When deciding the sample size for a qualitative market research project:

  • Do we follow Patton (2002) by accepting that even 1 case is enough for research which does not have theory-building as core focus, and plans only to explore an issue or offer depth to quantitative data? After all, according to Patton (1990), a researcher needs to focus on what is doable or feasible; because sampling to the point of redundancy requires unlimited timelines as well as unlimited resources.
  • Or, do we follow Saunders, Sim et al. (2012) who ask us to stop sampling only after we reach theoretical or conceptual saturation, if we aim to build a theory? If saturation makes further data collection unnecessary, we need to ensure that its operationalization is consistent with the research question, the theoretical position and the analytic framework adopted.

Let’s consider the issues involved.

  • Qualitative research indicates that it does not rely on any quantitative necessities, like sample size. Typically, it requires smaller sample sizes than quantitative analysis would.
  • Sample size in qualitative data analysis is measured by the number of themes or categories identified within the data.
  • Saturation is the point where adding new data does not improve the explanations of the themes or the categories or add any new perspectives or information.
  • Diminishing returns on qualitative data occur when more data leads to no new information, as one occurrence is enough to add the information to the analytical framework.
  • Gathering too much data and too many samples could make a research project impractical and time consuming, as each new piece of data brings in additional complexities.
  • It is important to capture all perceptions, but there is no need to do it on a repetitive basis, without adding any additional inputs to the research points being inquired into.

So, we accept that it is prudent for a qualitative researcher to take up enough cases to reach a saturation point where additional efforts will not be able to yield further useful information from the sample.

More about reaching saturation and why the sample size is important:
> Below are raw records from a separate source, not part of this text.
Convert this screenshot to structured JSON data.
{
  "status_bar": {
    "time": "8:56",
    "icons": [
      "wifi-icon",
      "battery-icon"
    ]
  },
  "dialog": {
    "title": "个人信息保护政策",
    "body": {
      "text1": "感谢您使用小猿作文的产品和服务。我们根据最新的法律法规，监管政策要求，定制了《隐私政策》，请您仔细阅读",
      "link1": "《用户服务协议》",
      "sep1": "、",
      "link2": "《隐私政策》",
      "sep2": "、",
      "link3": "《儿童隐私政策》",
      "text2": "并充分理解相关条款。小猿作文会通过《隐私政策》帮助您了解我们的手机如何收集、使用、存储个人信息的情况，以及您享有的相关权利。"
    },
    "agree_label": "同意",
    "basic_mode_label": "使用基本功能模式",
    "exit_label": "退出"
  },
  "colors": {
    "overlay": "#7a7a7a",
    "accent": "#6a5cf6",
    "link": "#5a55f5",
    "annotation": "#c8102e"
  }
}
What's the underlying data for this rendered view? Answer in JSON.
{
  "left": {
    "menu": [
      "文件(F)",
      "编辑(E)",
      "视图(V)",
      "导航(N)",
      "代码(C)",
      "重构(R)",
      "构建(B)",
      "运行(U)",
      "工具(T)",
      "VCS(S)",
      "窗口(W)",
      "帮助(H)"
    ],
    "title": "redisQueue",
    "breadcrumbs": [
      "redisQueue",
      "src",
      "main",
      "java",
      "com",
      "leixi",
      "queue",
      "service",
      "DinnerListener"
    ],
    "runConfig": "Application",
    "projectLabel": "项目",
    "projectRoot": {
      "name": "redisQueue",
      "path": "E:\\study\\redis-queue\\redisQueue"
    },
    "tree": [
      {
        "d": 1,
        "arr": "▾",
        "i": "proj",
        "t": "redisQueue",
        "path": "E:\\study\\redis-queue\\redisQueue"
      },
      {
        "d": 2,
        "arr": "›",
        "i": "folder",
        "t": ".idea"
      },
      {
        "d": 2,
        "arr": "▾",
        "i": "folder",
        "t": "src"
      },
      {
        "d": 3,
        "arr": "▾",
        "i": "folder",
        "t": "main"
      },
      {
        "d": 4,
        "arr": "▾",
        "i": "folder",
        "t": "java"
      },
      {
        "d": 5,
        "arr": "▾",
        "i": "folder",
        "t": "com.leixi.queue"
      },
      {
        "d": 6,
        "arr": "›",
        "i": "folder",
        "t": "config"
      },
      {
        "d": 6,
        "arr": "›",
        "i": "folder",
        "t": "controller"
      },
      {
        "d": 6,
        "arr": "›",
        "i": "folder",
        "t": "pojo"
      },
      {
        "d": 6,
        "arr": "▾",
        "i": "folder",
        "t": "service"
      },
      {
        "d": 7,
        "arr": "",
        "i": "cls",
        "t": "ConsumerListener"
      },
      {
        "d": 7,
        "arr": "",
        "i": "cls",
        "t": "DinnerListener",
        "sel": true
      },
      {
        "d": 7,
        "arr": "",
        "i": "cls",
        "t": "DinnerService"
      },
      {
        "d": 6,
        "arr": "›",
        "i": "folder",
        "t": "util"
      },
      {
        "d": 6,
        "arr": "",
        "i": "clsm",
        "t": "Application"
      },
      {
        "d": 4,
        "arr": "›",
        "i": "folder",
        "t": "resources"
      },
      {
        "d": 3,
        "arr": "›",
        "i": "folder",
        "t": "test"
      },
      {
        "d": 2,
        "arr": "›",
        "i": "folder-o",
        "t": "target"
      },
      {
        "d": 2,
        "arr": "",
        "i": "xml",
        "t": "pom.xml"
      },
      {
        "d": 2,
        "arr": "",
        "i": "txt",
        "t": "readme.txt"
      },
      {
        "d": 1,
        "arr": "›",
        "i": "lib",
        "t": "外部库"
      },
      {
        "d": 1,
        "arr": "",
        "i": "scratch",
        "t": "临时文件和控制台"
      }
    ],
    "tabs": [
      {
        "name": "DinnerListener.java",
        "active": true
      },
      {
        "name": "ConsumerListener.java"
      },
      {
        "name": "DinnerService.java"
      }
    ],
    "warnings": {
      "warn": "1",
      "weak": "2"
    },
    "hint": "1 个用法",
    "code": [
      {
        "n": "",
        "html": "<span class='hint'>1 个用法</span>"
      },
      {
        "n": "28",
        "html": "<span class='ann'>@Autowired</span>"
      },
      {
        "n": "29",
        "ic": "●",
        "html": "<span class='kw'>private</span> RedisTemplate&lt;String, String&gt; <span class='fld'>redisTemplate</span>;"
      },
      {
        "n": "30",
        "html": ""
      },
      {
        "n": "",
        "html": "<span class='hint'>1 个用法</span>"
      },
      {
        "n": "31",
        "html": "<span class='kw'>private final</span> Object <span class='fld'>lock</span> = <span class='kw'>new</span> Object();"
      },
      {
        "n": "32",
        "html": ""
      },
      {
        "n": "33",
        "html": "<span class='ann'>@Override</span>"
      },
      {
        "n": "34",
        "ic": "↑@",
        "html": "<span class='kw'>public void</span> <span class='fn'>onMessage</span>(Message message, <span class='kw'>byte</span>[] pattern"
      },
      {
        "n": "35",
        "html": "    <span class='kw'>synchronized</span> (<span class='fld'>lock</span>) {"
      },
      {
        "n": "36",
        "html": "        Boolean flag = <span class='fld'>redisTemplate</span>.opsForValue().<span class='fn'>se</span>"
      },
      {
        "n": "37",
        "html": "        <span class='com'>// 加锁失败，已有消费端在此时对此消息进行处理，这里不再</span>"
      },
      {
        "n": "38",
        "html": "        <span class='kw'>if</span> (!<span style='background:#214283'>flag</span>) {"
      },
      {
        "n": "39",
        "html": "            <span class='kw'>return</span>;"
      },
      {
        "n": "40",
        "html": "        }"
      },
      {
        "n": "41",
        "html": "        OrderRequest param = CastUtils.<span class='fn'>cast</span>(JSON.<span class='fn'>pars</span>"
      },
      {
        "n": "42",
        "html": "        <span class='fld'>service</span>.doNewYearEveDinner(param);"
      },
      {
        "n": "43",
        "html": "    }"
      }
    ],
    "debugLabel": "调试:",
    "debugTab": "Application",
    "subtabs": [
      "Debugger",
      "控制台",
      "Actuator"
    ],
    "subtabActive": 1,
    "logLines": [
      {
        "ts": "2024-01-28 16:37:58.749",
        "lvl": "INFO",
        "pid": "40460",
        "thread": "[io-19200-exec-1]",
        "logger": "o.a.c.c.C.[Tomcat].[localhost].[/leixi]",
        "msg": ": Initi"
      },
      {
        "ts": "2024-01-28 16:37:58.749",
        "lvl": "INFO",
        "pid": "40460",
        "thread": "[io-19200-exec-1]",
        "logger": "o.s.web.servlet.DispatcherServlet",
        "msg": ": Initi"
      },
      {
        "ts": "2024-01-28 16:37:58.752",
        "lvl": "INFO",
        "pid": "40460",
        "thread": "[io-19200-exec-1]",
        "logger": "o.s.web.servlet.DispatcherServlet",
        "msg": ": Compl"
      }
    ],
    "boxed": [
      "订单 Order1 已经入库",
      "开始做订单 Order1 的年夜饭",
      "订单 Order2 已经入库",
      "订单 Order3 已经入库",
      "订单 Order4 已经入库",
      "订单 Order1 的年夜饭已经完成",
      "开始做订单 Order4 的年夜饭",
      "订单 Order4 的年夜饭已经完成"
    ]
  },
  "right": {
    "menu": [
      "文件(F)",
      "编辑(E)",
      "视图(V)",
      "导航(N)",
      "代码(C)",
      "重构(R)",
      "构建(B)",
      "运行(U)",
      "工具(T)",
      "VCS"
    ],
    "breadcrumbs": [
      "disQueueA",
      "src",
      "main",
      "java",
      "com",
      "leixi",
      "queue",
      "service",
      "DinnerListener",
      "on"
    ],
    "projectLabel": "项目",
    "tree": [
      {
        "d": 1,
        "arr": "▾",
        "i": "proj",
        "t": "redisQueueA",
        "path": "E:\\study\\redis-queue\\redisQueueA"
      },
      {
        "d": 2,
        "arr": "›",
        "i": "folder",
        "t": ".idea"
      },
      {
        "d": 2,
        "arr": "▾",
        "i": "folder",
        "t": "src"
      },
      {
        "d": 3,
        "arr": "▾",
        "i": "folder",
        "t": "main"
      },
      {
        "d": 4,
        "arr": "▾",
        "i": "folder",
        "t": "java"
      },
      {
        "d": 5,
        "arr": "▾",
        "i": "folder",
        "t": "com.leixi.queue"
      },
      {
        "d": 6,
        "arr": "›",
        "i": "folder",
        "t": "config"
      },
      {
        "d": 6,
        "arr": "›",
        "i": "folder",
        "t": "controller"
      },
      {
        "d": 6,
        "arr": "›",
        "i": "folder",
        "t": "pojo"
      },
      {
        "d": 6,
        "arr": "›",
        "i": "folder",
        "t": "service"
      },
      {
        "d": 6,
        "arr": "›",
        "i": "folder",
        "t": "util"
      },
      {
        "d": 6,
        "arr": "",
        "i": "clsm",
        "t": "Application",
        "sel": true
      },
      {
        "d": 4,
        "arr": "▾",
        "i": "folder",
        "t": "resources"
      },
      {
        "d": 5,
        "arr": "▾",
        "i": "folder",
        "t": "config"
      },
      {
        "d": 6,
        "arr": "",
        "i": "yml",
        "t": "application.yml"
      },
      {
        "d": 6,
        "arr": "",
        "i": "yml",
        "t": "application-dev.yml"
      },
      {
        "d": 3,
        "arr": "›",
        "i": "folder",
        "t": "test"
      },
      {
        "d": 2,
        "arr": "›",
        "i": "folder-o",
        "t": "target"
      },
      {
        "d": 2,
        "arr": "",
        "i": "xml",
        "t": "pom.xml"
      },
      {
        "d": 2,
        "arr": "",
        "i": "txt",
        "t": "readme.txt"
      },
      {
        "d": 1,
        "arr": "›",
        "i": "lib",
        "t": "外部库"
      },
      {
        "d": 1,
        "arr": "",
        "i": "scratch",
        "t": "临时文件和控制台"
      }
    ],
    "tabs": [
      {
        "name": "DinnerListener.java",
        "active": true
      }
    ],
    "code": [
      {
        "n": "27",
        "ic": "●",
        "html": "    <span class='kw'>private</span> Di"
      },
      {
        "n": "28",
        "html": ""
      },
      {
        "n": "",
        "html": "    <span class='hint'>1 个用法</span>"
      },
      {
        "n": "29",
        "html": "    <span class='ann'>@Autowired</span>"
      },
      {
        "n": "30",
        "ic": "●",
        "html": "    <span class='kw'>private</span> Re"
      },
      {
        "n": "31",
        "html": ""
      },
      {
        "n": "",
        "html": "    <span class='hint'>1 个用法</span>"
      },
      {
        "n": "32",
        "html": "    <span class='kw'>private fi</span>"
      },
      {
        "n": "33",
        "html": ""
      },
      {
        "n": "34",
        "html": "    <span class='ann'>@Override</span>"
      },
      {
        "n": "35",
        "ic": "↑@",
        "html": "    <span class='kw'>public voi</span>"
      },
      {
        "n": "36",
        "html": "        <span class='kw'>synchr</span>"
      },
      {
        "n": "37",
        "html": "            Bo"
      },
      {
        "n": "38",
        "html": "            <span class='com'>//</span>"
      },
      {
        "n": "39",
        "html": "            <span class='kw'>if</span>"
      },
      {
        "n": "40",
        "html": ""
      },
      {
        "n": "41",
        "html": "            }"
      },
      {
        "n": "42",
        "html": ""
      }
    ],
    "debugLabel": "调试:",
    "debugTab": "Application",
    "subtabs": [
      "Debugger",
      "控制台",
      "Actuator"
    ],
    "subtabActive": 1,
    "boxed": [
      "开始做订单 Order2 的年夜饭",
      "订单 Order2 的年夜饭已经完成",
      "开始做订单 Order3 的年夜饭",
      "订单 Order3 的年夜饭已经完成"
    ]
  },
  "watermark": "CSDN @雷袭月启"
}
  • The size of a sample and the design of the project determine the time taken for a project to reach saturation. To illustrate, a study covering Waldorf education in India up to the seventh standard would naturally take less time to reach saturation than a study of education in general.
  • The amount of information obtained will also depend upon the interviewing techniques and skills of the interviewer.
  • Some projects have large sample sizes because:
    • The sample has heterogeneous population
    • The project uses multiple selection criteria
    • The study contains multiple samples
    • The project needs an extensive ‘nesting’ of criteria
    • The sample contains groups of special interest requiring intensive study.
  • There’s no scientific explanation or method for determining that saturation has been reached at a specific point in the survey.
  • Saturation is considered to be a matter of degree by some, with the potential for some new data to emerge.

Various factors decide the sample sizes in qualitative studies, and these suggestions range from 5 to 60, with 30, 40 and 50 being other significant reference points. Ultimately, the decision to call a halt to the study can be taken by the researchers, when they finally find that with each new interview they are unable to extract any significant new information to add to their data bank. That would prove to be the ideal sample size for their qualitative research study.

This is where an AI-powered social listening tool like Auris offers a market research team the unique advantage of being able to listen to an unlimited amount of feedback in real time. What’s more, these opinions, views or feedback are as random and unprompted as they can be, yielding highly dependable predictive analyses as the subjectivity which researchers tend to bring in is eliminated completely.